OVERLAND PARK, Kan. (AP) — Prosecutors have enough evidence to pursue hate-crime charges in the shooting spree that killed three people at a Jewish community center and retirement complex near Kansas City, authorities said Monday, a day after the attack.
Frazier Glenn Cross of Aurora, Mo., a known white supremacist, has not been formally charged in the slayings, but officials said more information about charges was expected Tuesday. Federal prosecutors were moving to put the case before a grand jury.
Police suspect Cross fatally shot two people Sunday afternoon in the parking lot behind the Jewish Community Center of Greater Kansas City, then drove to a retirement community where he shot a third person. He was arrested in an elementary school parking lot.

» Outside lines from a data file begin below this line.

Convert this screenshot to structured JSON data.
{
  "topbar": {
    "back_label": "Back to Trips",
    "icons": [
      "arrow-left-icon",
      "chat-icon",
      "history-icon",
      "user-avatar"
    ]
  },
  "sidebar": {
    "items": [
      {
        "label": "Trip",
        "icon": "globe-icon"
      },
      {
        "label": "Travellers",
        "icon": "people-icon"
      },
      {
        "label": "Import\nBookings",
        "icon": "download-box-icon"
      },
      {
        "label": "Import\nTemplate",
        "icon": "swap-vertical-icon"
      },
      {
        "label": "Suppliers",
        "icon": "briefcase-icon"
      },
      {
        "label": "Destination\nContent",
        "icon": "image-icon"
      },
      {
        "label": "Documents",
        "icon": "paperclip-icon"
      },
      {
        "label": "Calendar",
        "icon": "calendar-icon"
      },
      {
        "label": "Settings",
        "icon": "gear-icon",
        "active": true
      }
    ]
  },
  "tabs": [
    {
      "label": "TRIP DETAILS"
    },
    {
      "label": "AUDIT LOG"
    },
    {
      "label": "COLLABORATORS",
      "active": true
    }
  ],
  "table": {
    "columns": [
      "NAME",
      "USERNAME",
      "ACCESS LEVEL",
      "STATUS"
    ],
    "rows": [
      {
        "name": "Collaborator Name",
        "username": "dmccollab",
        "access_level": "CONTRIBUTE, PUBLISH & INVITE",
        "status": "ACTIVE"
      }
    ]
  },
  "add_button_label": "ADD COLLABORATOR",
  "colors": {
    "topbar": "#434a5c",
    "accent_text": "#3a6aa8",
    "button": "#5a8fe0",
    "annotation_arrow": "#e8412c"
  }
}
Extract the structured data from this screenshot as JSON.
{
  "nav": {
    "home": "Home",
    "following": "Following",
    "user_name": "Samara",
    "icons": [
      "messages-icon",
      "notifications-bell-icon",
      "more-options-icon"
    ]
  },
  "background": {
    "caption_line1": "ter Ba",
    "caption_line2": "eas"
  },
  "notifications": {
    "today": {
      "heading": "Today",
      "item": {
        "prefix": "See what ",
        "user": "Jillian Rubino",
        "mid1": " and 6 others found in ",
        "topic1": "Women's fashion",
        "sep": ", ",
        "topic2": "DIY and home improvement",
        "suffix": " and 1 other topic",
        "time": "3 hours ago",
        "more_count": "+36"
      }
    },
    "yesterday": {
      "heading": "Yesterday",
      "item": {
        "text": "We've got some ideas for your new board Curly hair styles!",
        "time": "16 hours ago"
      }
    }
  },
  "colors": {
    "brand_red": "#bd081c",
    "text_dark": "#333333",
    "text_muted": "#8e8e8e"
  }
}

"We have unquestionably determined through the work of law enforcement that this was a hate crime," Overland Park Police Chief John Douglass said, refusing to elaborate on the evidence.
Cross, a former Ku Klux Klan leader who was once the subject of a nationwide manhunt, was being held at the Johnson County jail on a preliminary charge of first-degree murder.
Douglass said the suspect made several statements to police, "but it's too early to tell you what he may or may not have said" during the attacks. He also said it was too early in the investigation to determine whether Cross had an anti-Semitic motive. The Jewish festival of Passover begins Monday evening.
SITE, a U.S.-based terror monitoring group, described the suspect as a known and vocal anti-Semite who frequently calls for genocide against Jews.
Police said the attacks happened within minutes. The gunman shot two people in the parking lot behind the Jewish Community Center of Greater Kansas City. He then drove a few blocks to a retirement community, Village Shalom, and gunned down a woman or girl there, Douglass said. Officers arrested him in an elementary school parking lot soon after.